(Stored data entries)
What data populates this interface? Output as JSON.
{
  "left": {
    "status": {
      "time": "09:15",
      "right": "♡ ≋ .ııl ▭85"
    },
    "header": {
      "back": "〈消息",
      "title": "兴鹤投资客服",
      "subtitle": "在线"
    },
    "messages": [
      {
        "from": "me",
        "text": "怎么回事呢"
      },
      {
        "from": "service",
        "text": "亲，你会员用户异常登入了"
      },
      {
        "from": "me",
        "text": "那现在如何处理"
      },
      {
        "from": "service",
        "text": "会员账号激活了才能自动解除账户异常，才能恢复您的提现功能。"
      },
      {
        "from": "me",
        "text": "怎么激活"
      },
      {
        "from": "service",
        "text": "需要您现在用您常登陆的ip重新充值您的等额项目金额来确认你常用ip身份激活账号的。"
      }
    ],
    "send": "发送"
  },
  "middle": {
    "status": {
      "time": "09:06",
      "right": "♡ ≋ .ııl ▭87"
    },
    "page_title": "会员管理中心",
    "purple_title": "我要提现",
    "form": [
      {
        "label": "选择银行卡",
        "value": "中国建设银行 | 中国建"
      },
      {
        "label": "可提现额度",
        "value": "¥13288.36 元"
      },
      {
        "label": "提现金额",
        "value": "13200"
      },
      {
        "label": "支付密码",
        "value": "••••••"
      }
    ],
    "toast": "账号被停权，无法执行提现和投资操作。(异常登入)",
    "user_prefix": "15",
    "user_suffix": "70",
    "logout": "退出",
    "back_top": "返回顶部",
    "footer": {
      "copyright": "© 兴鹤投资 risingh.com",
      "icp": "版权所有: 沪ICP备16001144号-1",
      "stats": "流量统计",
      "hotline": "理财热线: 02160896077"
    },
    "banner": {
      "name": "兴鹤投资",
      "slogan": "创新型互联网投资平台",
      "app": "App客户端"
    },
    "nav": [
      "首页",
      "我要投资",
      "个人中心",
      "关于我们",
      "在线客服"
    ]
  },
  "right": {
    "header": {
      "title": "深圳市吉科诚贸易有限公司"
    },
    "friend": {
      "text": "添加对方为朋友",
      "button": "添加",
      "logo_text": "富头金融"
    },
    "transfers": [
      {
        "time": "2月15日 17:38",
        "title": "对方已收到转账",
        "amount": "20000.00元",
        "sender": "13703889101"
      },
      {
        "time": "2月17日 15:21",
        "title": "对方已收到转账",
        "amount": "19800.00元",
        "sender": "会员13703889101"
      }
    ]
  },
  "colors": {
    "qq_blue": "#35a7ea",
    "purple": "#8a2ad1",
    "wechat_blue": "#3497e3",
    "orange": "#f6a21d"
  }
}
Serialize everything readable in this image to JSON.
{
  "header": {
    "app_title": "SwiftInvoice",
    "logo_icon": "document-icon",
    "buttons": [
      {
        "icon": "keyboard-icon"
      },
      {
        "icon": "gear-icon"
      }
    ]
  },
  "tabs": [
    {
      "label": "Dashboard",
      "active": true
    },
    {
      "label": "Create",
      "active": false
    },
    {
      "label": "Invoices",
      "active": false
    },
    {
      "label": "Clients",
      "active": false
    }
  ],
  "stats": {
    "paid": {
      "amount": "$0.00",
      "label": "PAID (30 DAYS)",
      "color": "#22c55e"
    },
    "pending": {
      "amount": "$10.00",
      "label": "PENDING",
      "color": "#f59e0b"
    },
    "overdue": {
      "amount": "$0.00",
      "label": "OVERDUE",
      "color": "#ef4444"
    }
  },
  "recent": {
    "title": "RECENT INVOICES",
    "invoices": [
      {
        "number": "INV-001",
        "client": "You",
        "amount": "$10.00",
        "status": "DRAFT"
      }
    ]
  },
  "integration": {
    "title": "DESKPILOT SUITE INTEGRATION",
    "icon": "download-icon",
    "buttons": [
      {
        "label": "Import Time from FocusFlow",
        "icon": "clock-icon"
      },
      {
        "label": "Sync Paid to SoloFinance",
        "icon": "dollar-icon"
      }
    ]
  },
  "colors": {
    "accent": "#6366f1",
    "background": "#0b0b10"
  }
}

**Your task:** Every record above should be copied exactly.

**Output of the task:**
What data populates this interface? Output as JSON.
{
  "left": {
    "status": {
      "time": "09:15",
      "right": "♡ ≋ .ııl ▭85"
    },
    "header": {
      "back": "〈消息",
      "title": "兴鹤投资客服",
      "subtitle": "在线"
    },
    "messages": [
      {
        "from": "me",
        "text": "怎么回事呢"
      },
      {
        "from": "service",
        "text": "亲，你会员用户异常登入了"
      },
      {
        "from": "me",
        "text": "那现在如何处理"
      },
      {
        "from": "service",
        "text": "会员账号激活了才能自动解除账户异常，才能恢复您的提现功能。"
      },
      {
        "from": "me",
        "text": "怎么激活"
      },
      {
        "from": "service",
        "text": "需要您现在用您常登陆的ip重新充值您的等额项目金额来确认你常用ip身份激活账号的。"
      }
    ],
    "send": "发送"
  },
  "middle": {
    "status": {
      "time": "09:06",
      "right": "♡ ≋ .ııl ▭87"
    },
    "page_title": "会员管理中心",
    "purple_title": "我要提现",
    "form": [
      {
        "label": "选择银行卡",
        "value": "中国建设银行 | 中国建"
      },
      {
        "label": "可提现额度",
        "value": "¥13288.36 元"
      },
      {
        "label": "提现金额",
        "value": "13200"
      },
      {
        "label": "支付密码",
        "value": "••••••"
      }
    ],
    "toast": "账号被停权，无法执行提现和投资操作。(异常登入)",
    "user_prefix": "15",
    "user_suffix": "70",
    "logout": "退出",
    "back_top": "返回顶部",
    "footer": {
      "copyright": "© 兴鹤投资 risingh.com",
      "icp": "版权所有: 沪ICP备16001144号-1",
      "stats": "流量统计",
      "hotline": "理财热线: 02160896077"
    },
    "banner": {
      "name": "兴鹤投资",
      "slogan": "创新型互联网投资平台",
      "app": "App客户端"
    },
    "nav": [
      "首页",
      "我要投资",
      "个人中心",
      "关于我们",
      "在线客服"
    ]
  },
  "right": {
    "header": {
      "title": "深圳市吉科诚贸易有限公司"
    },
    "friend": {
      "text": "添加对方为朋友",
      "button": "添加",
      "logo_text": "富头金融"
    },
    "transfers": [
      {
        "time": "2月15日 17:38",
        "title": "对方已收到转账",
        "amount": "20000.00元",
        "sender": "13703889101"
      },
      {
        "time": "2月17日 15:21",
        "title": "对方已收到转账",
        "amount": "19800.00元",
        "sender": "会员13703889101"
      }
    ]
  },
  "colors": {
    "qq_blue": "#35a7ea",
    "purple": "#8a2ad1",
    "wechat_blue": "#3497e3",
    "orange": "#f6a21d"
  }
}
Serialize everything readable in this image to JSON.
{
  "header": {
    "app_title": "SwiftInvoice",
    "logo_icon": "document-icon",
    "buttons": [
      {
        "icon": "keyboard-icon"
      },
      {
        "icon": "gear-icon"
      }
    ]
  },
  "tabs": [
    {
      "label": "Dashboard",
      "active": true
    },
    {
      "label": "Create",
      "active": false
    },
    {
      "label": "Invoices",
      "active": false
    },
    {
      "label": "Clients",
      "active": false
    }
  ],
  "stats": {
    "paid": {
      "amount": "$0.00",
      "label": "PAID (30 DAYS)",
      "color": "#22c55e"
    },
    "pending": {
      "amount": "$10.00",
      "label": "PENDING",
      "color": "#f59e0b"
    },
    "overdue": {
      "amount": "$0.00",
      "label": "OVERDUE",
      "color": "#ef4444"
    }
  },
  "recent": {
    "title": "RECENT INVOICES",
    "invoices": [
      {
        "number": "INV-001",
        "client": "You",
        "amount": "$10.00",
        "status": "DRAFT"
      }
    ]
  },
  "integration": {
    "title": "DESKPILOT SUITE INTEGRATION",
    "icon": "download-icon",
    "buttons": [
      {
        "label": "Import Time from FocusFlow",
        "icon": "clock-icon"
      },
      {
        "label": "Sync Paid to SoloFinance",
        "icon": "dollar-icon"
      }
    ]
  },
  "colors": {
    "accent": "#6366f1",
    "background": "#0b0b10"
  }
}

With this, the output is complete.